On behalf of those who supported the other ticket, for whatever reasons -- and none of them matter now -- I'd like to propose an accord.  Let us move toward each other with open minds, open hearts and belief in our collective future.  Let this be the election that, despite the rhetoric of the campaign season, inspires every American to be his or her best citizen.  We sought Change, so let us change the things that divide us as a nation. 

First, let us remove our bumper stickers and lawn signs.  The election is over.  This is a new day.  Reminders of the campaign season serve only to nurture resentments and hurt. Senator McCain's concession speech was humble, eloquent and inspiring.  Surely his supporters can agree to follow his lead.

To those whose candidate won, please be gracious.  To those who supported the other ticket, let us be good sports, remembering that both conservatives and liberals are essential to the cultural and governmental balance that has sustained the United States and made us the most envied nation the world has ever seen. 

Let us return to good manners.  The vitriol of the 2008 contests was shocking, demeaning and unworthy of a people who have so much.   Let us all speak as if our grandparents were listening.  Please, no more name-calling, no more character assassinations.  Deep in our hearts, we all know that most candidates for public service, no matter their party affiliation, intend their best.  There is room within the American dialogue for virtually every perspective on every issue.  Open discourse fosters growth and development, knowledge and understanding. 

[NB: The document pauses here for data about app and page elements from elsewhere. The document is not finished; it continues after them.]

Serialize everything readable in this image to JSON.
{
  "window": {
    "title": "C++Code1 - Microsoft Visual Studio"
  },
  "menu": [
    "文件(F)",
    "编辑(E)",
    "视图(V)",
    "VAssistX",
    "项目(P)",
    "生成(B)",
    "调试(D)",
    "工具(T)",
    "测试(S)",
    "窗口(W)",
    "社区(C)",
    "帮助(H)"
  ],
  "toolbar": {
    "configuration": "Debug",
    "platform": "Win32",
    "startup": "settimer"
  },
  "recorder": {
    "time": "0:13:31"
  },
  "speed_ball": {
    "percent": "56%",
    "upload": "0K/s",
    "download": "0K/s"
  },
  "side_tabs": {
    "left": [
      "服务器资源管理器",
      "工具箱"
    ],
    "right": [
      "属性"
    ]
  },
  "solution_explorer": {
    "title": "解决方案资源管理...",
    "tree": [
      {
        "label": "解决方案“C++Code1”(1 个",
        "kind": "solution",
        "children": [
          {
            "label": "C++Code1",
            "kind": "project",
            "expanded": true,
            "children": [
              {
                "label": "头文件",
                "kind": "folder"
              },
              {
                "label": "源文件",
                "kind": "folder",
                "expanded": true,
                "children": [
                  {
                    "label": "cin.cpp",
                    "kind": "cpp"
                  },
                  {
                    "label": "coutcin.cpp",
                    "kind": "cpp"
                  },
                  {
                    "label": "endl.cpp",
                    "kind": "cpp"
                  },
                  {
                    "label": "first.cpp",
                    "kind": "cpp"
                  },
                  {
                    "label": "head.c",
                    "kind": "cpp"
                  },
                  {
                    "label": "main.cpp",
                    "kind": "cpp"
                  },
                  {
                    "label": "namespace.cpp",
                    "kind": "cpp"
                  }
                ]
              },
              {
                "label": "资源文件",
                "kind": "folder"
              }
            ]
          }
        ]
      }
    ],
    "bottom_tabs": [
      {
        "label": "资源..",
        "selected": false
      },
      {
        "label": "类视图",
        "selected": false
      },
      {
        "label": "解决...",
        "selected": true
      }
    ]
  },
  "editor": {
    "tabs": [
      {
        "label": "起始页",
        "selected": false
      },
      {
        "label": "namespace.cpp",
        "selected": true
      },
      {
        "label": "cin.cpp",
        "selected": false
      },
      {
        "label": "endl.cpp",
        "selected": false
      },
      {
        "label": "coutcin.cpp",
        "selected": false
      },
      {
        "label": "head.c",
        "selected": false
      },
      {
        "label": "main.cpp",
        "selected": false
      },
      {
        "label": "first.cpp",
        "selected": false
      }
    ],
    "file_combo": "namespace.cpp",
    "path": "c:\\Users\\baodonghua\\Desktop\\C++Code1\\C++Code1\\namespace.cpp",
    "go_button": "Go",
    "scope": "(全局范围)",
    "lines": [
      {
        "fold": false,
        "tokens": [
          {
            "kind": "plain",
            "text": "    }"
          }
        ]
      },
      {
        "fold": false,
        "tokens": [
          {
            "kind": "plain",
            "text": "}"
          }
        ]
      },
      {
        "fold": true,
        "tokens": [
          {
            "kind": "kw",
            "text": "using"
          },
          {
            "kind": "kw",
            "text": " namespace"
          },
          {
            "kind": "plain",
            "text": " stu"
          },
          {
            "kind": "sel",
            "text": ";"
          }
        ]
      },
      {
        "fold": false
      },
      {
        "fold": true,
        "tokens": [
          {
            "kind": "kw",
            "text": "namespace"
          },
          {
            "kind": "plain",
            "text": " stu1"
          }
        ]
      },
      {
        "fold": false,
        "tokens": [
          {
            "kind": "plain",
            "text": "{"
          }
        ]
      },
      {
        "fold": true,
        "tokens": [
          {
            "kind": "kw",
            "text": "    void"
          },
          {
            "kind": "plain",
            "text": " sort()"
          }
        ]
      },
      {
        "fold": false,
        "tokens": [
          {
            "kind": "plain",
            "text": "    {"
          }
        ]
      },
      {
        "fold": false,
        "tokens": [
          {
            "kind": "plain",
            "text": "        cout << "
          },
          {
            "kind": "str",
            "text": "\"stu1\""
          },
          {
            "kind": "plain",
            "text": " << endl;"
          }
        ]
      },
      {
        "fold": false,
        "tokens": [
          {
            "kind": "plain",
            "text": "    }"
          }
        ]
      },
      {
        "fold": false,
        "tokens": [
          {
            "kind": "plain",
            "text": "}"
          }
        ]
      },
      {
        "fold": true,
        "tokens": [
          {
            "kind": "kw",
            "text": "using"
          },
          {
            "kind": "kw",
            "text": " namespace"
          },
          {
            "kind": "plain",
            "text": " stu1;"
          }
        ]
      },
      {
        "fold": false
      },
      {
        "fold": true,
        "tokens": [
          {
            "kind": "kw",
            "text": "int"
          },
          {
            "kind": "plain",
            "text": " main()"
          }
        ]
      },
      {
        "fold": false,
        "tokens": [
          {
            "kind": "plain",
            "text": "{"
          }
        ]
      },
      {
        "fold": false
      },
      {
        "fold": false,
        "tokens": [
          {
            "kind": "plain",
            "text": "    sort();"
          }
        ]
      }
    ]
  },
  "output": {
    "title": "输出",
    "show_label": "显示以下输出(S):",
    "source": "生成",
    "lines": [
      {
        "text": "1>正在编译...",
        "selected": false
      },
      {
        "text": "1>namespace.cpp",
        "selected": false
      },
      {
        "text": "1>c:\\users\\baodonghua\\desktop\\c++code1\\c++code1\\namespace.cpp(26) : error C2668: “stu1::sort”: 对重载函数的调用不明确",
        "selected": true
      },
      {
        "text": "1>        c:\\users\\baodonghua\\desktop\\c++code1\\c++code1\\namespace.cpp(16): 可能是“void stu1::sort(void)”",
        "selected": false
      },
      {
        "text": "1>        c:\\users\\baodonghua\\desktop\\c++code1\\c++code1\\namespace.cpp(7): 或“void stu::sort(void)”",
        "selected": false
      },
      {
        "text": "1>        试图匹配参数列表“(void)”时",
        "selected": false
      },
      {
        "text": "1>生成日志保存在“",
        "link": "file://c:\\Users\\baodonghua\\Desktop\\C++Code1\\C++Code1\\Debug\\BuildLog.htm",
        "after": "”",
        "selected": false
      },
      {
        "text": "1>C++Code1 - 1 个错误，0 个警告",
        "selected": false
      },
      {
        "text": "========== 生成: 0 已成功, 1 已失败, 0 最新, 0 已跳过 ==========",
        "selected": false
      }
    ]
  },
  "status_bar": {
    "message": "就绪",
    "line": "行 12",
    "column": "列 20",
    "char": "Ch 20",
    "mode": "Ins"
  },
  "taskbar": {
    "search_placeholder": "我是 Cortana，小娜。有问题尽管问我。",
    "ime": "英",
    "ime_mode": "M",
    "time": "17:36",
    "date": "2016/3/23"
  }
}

Let us look to our children in matters of race.  Young Americans are colorblind.  Their acceptance of and interest in each other evidences the kind of social evolution we can all be proud of.  They are the blessed reward for the civil rights struggles of the 20th century.  Let us ease away from the concept of "minority".  The complexion of this nation is evolving toward a human race.  Let us hold that concept in our hearts and value each life as equal in import to our own.

Let us hear each other, consider alternative views, and measure our words.  Let us respect each other, always.  Let us shrug off minor misunderstandings and perceived insults and insist upon the same from our elected leaders.  Today brings a fresh start, a new beginning, and an opportunity for us to appreciate each other as we did in the aftermath of September 11.   America is for all of us.  There is plenty here for everyone, yet we are not so rich that we can afford to ignore even the smallest of voices, liberal or conservative, young or old, urban or rural, black, brown, white or other.

Let us help each other when and where we can.  If we have gifts, let us share them freely.  If we have needs, let us express them responsibly and appropriately.  Where we see despair, let us offer our hands and hope.  Where there was discord and suspicion, let us celebrate our differences, expect the best and do our share.  One small contribution, every day, multiplied by each of us is an awesome force for the change we seek.

Let us stop blaming President Bush.  Whatever his shortcomings - and we will never agree as to their dimensions - let us understand that he has kept us safe from those who seek to destroy us.  Let us respect and appreciate him for his service to this nation in a time of global upheaval. Criticizing him with the most vicious language has become a national pastime and it is not fair, not honorable and not legitimate.  We do not have to agree with him to acknowledge his dedication to our well-being.  We cannot look to the future while grumbling about the past.

Let us take a collective deep breath, turn toward the future and work together to repair the soul and spirit of the greatest nation in the history of the world.  Agreed?